◆ Task details: Scan the entries below. Report each line where the string "saving" occurs.

[[ Data supplied open ]]

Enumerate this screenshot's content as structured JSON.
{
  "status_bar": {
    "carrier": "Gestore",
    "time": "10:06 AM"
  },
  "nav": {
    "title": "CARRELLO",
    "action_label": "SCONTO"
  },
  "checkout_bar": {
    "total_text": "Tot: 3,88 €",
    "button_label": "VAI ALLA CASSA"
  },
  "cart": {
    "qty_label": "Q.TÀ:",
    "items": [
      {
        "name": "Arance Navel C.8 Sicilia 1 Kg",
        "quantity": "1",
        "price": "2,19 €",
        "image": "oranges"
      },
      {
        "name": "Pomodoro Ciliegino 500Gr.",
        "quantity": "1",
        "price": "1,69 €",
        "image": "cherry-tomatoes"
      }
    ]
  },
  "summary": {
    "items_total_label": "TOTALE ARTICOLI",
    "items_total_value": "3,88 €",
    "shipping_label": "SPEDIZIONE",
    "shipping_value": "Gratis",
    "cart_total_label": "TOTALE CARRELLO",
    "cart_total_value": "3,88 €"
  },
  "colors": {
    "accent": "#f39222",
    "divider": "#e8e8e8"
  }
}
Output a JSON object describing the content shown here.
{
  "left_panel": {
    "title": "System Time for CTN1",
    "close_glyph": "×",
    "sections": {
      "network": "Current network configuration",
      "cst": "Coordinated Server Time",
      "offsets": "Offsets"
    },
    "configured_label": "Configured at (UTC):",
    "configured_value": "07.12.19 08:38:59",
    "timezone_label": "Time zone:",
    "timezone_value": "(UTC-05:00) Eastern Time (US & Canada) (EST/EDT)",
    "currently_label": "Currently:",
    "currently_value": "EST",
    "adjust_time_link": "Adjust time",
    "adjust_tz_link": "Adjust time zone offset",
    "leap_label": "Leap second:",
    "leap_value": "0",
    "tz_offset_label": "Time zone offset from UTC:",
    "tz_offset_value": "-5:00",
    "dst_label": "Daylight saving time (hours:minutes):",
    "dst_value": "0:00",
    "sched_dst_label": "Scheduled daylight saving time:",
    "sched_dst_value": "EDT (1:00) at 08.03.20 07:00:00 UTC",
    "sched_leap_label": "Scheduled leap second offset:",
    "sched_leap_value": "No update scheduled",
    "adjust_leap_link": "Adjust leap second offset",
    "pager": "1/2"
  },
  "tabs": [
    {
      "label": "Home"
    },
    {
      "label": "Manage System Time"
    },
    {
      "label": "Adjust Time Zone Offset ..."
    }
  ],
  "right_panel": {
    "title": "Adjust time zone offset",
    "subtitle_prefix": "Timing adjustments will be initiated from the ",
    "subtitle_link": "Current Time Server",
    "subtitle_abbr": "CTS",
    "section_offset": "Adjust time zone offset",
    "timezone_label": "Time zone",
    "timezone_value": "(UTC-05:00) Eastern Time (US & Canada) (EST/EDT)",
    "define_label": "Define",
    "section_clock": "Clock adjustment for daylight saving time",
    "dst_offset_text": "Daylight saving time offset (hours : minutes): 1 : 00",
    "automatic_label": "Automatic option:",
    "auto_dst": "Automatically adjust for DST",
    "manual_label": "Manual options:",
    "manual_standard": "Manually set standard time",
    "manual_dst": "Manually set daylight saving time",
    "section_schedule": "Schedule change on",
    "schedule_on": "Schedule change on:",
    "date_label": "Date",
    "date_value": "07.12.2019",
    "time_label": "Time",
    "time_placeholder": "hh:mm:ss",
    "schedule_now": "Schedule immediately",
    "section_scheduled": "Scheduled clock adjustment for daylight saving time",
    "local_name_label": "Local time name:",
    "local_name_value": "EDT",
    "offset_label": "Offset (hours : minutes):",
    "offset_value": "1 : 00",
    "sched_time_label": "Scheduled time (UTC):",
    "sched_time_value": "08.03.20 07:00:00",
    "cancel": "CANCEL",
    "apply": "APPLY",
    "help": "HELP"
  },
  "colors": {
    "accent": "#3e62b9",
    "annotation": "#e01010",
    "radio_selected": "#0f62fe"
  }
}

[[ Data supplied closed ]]
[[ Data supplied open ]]

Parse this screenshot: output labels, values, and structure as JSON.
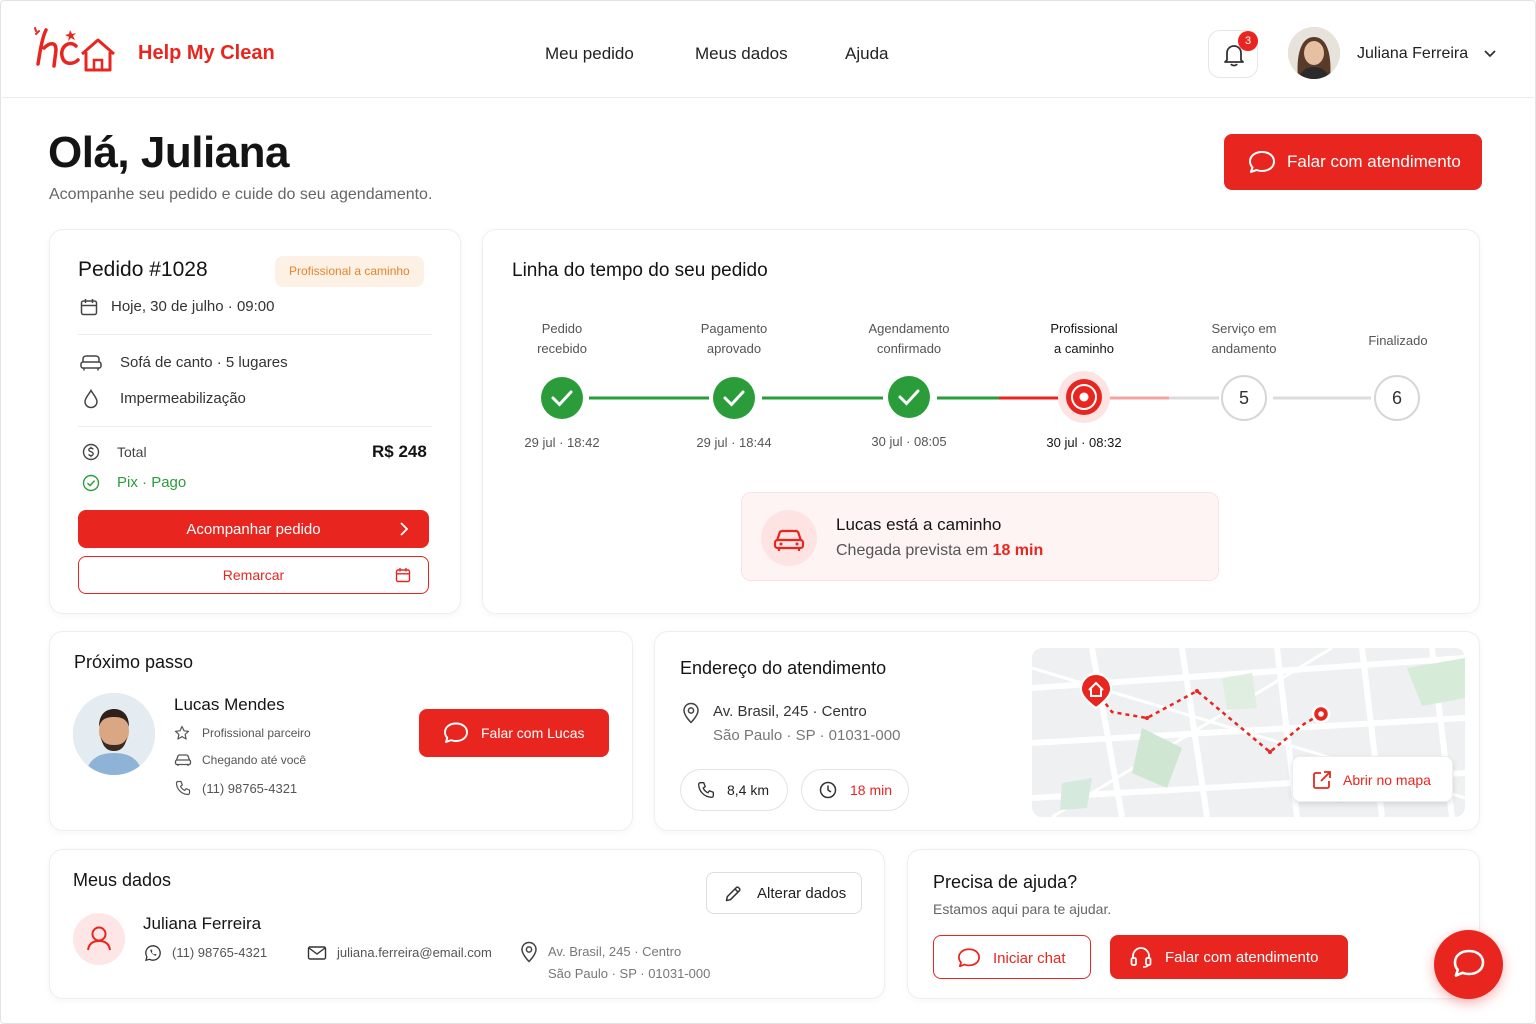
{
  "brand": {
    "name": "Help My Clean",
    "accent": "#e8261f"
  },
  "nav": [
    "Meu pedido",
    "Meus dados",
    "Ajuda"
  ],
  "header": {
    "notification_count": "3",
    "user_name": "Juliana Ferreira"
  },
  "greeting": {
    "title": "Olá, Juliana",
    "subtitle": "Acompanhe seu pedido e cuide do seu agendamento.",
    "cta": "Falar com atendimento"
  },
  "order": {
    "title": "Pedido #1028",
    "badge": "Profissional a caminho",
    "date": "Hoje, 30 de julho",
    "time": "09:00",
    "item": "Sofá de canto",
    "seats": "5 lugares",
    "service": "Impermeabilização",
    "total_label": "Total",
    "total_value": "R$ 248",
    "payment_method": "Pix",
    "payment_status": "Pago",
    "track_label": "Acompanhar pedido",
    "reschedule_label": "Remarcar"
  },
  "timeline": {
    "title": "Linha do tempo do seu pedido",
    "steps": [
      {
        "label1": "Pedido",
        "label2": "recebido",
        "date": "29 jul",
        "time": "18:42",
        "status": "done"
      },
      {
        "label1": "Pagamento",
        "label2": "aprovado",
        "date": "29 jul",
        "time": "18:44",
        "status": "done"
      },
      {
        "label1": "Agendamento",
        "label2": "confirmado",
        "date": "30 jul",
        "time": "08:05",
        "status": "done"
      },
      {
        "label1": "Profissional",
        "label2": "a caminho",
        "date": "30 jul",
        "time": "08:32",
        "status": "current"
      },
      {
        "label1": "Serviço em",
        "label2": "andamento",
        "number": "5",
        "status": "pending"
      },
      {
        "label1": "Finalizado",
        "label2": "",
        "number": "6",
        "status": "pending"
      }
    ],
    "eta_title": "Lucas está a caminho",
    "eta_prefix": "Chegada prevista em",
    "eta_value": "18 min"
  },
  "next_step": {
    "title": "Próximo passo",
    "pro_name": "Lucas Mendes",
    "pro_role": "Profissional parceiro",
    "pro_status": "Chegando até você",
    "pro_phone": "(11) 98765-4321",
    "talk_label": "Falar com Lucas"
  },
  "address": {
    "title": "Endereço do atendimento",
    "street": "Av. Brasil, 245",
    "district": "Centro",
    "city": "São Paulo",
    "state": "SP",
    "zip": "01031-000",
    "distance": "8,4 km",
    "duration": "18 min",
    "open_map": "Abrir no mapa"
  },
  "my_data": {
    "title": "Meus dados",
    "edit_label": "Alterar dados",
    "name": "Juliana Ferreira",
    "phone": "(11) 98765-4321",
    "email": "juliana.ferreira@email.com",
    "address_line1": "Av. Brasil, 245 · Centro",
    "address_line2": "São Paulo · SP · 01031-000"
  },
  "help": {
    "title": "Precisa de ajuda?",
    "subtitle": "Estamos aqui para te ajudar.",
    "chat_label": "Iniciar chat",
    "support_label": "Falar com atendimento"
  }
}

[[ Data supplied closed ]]

◆ Expected answer:
    "dst_label": "Daylight saving time (hours:minutes):",
    "sched_dst_label": "Scheduled daylight saving time:",
    "section_clock": "Clock adjustment for daylight saving time",
    "dst_offset_text": "Daylight saving time offset (hours : minutes): 1 : 00",
    "manual_dst": "Manually set daylight saving time",
    "section_scheduled": "Scheduled clock adjustment for daylight saving time",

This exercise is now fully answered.